flight was the fruit of their unending devotion to the pursuit
of their goals. Although
this was his most notable accomplishment, Wilbur led a life
full of many achievements and triumphs over adversity.
was born on April
16, 1867 in Millville,
Indiana. He was the third child of Bishop Milton Wright
and Susan Catharine Wright. The family moved to Hawthorn
Street in Dayton,
Wilbur and Orville looked to their mother for mechanical expertise
and their father for intellectual challenge. Milton brought the
boys various souvenirs and trinkets he found during his travels
for the church. One such trinket, a toy helicopter-like top, sparked
the boys' interest in flying. In school, Wilbur excelled, and
would have graduated from high school if his family had not moved
during his senior year. A skating accident and his mother's illness
and subsequent death kept him from attending college(ref)."
Wilbur, a strong-willed
individual, was able to repeatedly bounce back from physical and
academic setbacks. As he entered adulthood, he teamed with his
brother Orville to develop new and unusual schemes.
Among the Wright Brothers'
various enterprises were a Printing
firm and a Bicycle shop. Both of these ventures showcased their
mechanical aptitude, business sense, and originality.
This was a continuation of their lifelong partnerships: even as
youngsters, Wilbur submitted a journalistic report on a circus
production managed by Orville. These complementary traits would
serve them as they journeyed down the path of greatness.
They were inspired
by German glider Otto
and paid close attention to his success and eventual fatal error.
His innovation inspired them, as their innovation now inspires
us. The spark of interest spread into a genuine desire to fly.
"For many years, he once said, he had been 'afflicted with
the belief that flight is possible (ref)."
Wilbur began to voraciously
read everything he could about aviation, from the Smithsonian's
to newspapers articles. As all independent thinkers and inventors
do, he imagined something completely novel to solve the problem
that had plagued other would-be flyers: "a simple system
that twisted, or warped the wings of a biplane, causing it to
roll right and left(ref)."
As they say,
the "rest is history."
This is how the Wright Brothers lived when they camped out at
Kill Devil Hills, North Carolina as they tried to make that first
historical flight. It was a simple, functional existence.
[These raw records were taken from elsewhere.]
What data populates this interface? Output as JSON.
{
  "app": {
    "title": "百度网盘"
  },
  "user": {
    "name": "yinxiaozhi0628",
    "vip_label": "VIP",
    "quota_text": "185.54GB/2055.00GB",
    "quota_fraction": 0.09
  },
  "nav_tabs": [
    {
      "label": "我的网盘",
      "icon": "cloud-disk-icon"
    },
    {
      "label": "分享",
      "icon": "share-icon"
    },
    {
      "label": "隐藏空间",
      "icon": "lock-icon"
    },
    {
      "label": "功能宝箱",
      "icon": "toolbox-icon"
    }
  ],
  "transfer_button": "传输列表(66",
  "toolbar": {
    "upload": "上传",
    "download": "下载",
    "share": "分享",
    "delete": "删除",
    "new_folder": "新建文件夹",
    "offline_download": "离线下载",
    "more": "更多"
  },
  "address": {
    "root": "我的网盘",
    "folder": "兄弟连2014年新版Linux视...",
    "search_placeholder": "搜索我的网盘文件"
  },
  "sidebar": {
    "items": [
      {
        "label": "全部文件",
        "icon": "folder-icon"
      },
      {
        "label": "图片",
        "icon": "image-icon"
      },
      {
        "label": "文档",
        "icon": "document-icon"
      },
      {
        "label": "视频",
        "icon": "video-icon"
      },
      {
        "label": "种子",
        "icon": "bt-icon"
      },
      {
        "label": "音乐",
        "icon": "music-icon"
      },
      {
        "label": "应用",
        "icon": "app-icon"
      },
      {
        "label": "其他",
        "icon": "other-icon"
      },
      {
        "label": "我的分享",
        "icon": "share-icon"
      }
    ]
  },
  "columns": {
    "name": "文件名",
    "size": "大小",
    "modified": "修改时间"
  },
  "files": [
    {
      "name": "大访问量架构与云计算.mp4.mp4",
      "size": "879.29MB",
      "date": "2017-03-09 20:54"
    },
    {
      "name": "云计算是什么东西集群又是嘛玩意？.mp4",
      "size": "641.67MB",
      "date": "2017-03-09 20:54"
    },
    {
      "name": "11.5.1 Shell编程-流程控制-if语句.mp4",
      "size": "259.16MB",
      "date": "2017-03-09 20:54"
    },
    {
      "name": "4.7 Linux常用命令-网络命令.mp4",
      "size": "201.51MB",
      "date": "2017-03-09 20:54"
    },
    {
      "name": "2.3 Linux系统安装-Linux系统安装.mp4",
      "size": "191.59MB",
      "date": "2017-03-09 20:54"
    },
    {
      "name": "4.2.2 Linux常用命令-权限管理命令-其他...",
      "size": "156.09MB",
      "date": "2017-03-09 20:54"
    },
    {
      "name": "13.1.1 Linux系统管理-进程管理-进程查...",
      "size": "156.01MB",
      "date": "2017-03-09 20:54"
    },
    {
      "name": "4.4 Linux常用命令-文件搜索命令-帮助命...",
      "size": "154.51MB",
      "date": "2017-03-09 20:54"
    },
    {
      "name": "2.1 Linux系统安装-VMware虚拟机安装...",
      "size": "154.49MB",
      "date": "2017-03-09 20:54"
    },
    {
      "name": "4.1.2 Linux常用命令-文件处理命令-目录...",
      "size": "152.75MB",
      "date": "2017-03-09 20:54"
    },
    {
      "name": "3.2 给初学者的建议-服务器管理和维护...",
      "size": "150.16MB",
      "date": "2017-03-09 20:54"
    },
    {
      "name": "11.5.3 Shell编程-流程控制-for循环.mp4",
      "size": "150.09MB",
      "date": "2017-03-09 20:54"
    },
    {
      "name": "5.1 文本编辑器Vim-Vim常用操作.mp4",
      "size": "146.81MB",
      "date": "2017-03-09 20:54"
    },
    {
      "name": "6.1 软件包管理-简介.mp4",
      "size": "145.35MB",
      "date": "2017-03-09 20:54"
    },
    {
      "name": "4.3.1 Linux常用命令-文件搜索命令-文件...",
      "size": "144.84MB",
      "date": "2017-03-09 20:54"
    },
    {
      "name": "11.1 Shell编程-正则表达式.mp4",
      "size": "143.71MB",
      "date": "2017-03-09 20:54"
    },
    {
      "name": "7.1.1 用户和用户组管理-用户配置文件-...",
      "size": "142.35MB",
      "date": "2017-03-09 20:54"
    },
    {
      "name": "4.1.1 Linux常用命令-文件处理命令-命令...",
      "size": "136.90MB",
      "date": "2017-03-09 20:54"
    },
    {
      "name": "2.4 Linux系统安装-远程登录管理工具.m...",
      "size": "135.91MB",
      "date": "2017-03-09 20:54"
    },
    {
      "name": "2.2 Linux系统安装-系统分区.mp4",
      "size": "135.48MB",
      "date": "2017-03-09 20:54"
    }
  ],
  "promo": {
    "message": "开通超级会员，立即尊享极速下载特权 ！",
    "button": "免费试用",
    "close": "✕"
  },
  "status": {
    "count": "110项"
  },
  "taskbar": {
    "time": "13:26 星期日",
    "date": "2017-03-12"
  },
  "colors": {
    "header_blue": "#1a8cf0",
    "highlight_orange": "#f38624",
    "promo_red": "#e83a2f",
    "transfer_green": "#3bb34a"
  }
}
They
were settlers of a different kind: pioneering into the frontiers
Their perseverance would
again be put to the test, even after making history
with the first ever heavier than air, manned, powered flight in
1903. Their achievement was doubted and undermined.
thought they were crackpots; others thought that if two bicycle
mechanics could build a successful airplane, they could do it
themselves (ref). "
Eventually, with persistence,
Wilbur and Orville were able to win over both the public and the
Wilbur shocks the French
with the flying machine.